This is how the birth of Jesus the Messiah came about:
His mother Mary was pledged to be married to Joseph,
but before they came together,
she was found to be pregnant through the Holy Spirit.
Matthew 1:18 (NIV)
Because Joseph her husband was faithful to the law, and yet did not want to expose her to public disgrace, he had in mind to divorce her quietly. Matthew 1:19 (NIV)
All we know of our Lord’s legal father is that he was a righteous man, dearly loved Mary, and was submissive to God’s “mysterious ways”. We believe he was dead when our Lord was crucified because Jesus passed the care of Mary to the beloved disciple. Had this righteous man Joseph been alive he would certainly have had the responsibility of Mary’s care.

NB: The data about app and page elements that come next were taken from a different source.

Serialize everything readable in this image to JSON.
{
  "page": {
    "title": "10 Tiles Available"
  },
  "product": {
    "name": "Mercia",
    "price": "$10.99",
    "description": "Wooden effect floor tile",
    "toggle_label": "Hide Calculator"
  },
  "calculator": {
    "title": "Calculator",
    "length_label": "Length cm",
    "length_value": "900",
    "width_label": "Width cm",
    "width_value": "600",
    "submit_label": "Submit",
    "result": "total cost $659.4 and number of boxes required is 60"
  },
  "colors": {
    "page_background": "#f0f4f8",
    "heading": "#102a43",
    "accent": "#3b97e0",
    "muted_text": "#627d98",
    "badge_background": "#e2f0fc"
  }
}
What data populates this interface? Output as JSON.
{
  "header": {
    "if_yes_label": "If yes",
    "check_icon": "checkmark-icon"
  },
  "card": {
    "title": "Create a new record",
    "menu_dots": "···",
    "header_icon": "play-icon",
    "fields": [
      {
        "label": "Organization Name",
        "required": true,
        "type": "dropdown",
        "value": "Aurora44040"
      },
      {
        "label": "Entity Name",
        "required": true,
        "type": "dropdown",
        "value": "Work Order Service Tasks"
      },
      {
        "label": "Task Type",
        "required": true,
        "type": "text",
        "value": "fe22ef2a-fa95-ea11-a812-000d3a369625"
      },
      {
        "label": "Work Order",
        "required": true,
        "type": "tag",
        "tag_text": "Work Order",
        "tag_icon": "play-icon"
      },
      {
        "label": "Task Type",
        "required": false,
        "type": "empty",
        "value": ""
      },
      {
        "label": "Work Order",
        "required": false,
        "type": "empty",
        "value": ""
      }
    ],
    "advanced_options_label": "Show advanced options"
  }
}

Joseph was called on to become the legal father of the baby Mary was carrying. But before the angel came to him and explained what was happening to Mary, he seemed to have spent agonizing days pondering what to do.
He had the legal right to have Mary stoned for what appeared to be sin. His love for Mary fought his desire to see the law fulfilled in having her stoned. So he decided to quietly dismiss her and give her a writ of divorcement. We can hardly imagine the heartache he endured for days or weeks struggling with the scandal that was apparent but not real.
So Joseph was gracious to Mary as he decided on the divorce route to solve the moral issue. It was then that an angel appeared to Joseph and told him that God was calling on him to walk a road less travelled. He was to take Mary as his wife and the baby as his son. Joseph obeyed and walked a different road to others as he obeyed the Lord.
Then the Lord was gracious to both of them as He arranged for the census from Rome that sent them to Bethlehem. They stayed there a couple of years and then fled to Egypt (Matthew 2:13-18) and spent time there until mad Herod the Great—who threatened the boy’s life—died. Spending several years away from Nazareth would cause the gossip to die a natural death and allow the couple with their remarkable son to return.
So the parents of our Lord were given grace to cope with their situation that was different from others. Such is the way of the Lord. When He calls on us to walk the road less travelled, He gives grace enough for the day we live (Deuteronomy 33:25). We are not given grace for tomorrow’s problems—until tomorrow is today. Grace comes when needed, not when wanted. Satisfy yourself with the aid that meets today’s need. When tomorrow’s problem comes, the faithful God we serve has promised to meet with us and minister into our situation.
Calm yourself with the knowledge that the Good Shepherd is just a step ahead of you as you travel this different road. He shall supply all your need (Philippians 4:19) as promised. Keep your eyes focused on the Good Shepherd and not on the problem. You will never walk alone if your faith is in the crucified One.